Frederick Alexander (Digital Archivist April 2021 – December 2021) is an information professional with experience working in digital archives. He graduated from the University of Glasgow’s Information Management and Preservation (Digital) postgraduate in 2018. Since then he worked as a Special Collections Assistant at the National Library of Scotland, before joining Historic Environment Scotland in 2019. Frederick recently led the digitisation element of Historic Environment Scotland’s Archives Digital Projects, which generated over 500,000 newly digitised records. In his spare time Frederick is a training officer for the Scotland branch of the Archives and Records Association.
Dr Stuart Jeffrey (Co-Investigator) is Research Fellow in Heritage Visualisation at the School of Simulation and Visualisation (SimVis) in The Glasgow School of Art. His work at SimVis covers all aspects of heritage visualisation and the use of new technologies to create records, analyse, interpret, re-interpret and represent every form of heritage from built to intangible.
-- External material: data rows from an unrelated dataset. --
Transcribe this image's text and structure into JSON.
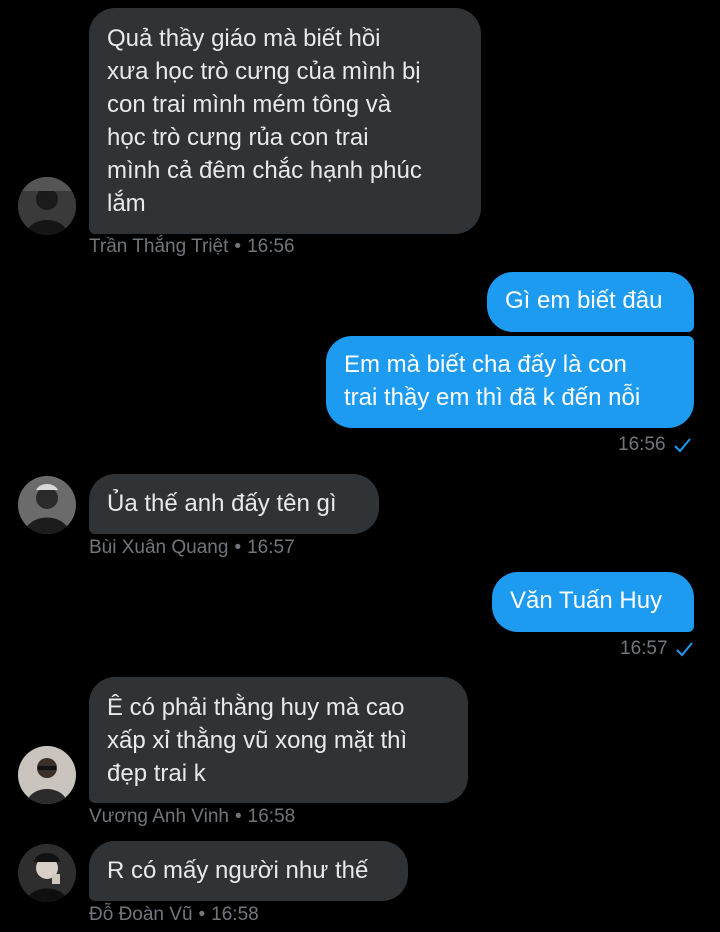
{
  "colors": {
    "background": "#000000",
    "incoming_bubble": "#2f3336",
    "outgoing_bubble": "#1d9bf0",
    "meta_text": "#71767b",
    "read_check": "#1d9bf0"
  },
  "messages": [
    {
      "direction": "incoming",
      "text": "Quả thầy giáo mà biết hồi\nxưa học trò cưng của mình bị\ncon trai mình mém tông và\nhọc trò cưng rủa con trai\nmình cả đêm chắc hạnh phúc\nlắm",
      "sender": "Trần Thắng Triệt",
      "time": "16:56",
      "avatar_icon": "avatar-icon"
    },
    {
      "direction": "outgoing",
      "text": "Gì em biết đâu"
    },
    {
      "direction": "outgoing",
      "text": "Em mà biết cha đấy là con\ntrai thầy em thì đã k đến nỗi",
      "time": "16:56",
      "status_icon": "read-check-icon"
    },
    {
      "direction": "incoming",
      "text": "Ủa thế anh đấy tên gì",
      "sender": "Bùi Xuân Quang",
      "time": "16:57",
      "avatar_icon": "avatar-icon"
    },
    {
      "direction": "outgoing",
      "text": "Văn Tuấn Huy",
      "time": "16:57",
      "status_icon": "read-check-icon"
    },
    {
      "direction": "incoming",
      "text": "Ê có phải thằng huy mà cao\nxấp xỉ thằng vũ xong mặt thì\nđẹp trai k",
      "sender": "Vương Anh Vinh",
      "time": "16:58",
      "avatar_icon": "avatar-icon"
    },
    {
      "direction": "incoming",
      "text": "R có mấy người như thế",
      "sender": "Đỗ Đoàn Vũ",
      "time": "16:58",
      "avatar_icon": "avatar-icon"
    }
  ],
  "separator": "•"
}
Current projects and research interests focus on uses of new technologies for digital recording, data visualisation and information gathering and how these processes transform and impact on the relationships between the individual, academia and broader communities of interest and the heritage being studied. Stuart was Principal Investigator on the major AHRC funded Archaeology Community Co-production of Research Data (ACCORD) project and is co-director of the Historical Archaeology Research Project Staffa (HARPS).
Dr Guillaume Robin (Co-Investigator) is a lecturer at the School of History, Classics and Archaeology, University of Edinburgh. He is interested in Neolithic monuments and the ritual use of art and architecture. His research focuses on the megalithic art of Ireland and North-West Europe, and in the rock-cut tombs of Sardinia, Italy (shown in the photo). Guillaume has considerable experience of using 3D modelling (photogrammetry) and digital visualisation methods to record and represent rock art, prehistoric monuments and archaeological landscapes.
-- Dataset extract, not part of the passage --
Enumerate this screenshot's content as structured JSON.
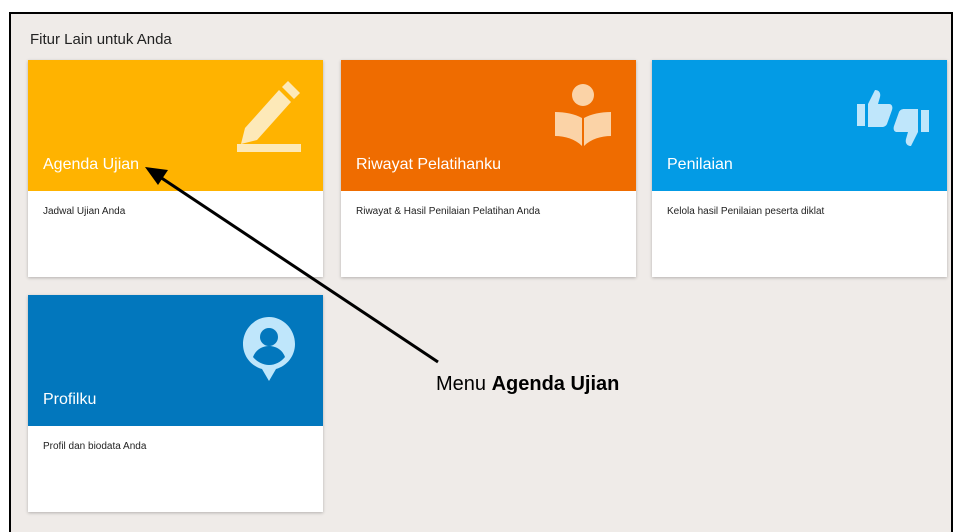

Maya Hoole (Research Assistant July 2018 - December 2019) is an early-career researcher with interests in Neolithic and Bronze Age Scotland. Between 2014 - 2018 she managed a research project focusing on the re-examination of a Chalcolithic Beaker burial from Caithness. This project demonstrated the value of applying new technologies to historical material from archaeological assemblages.
Maya is familiar with 3D modelling technologies, primarily in the use of photogrammetry, and has a range of experience in different visualisation techniques. She also has extensive experience working with and engaging community groups in archaeology across Scotland.
Scotland's Rock Art Project was an ambitious research-led project co-produced with communities across the country, and involved a number of specialists, institutions, and partners. Find out about us in this section.
Scotland's Rock Art Project is a five-year project working with local communities to record, research and raise awareness of prehistoric carvings in Scotland, using detailed recording methods and 3D digital modelling techniques.
Public engagement lay at the heart of Scotland's Rock Art Project, and our research was informed by the work of our dedicated Community Teams. You can find out more about our Teams on this page!
Our database contains records for all known prehistoric rock art in Scotland. If you are a member of the public, student, heritage professional, researcher, or enjoy roaming the countryside in search of rock art, this is a good place to find out more.
Our Blog is the voice of our Community Teams. This is where you can find out more about their involvement with the project, their work, and their discoveries, in their own words.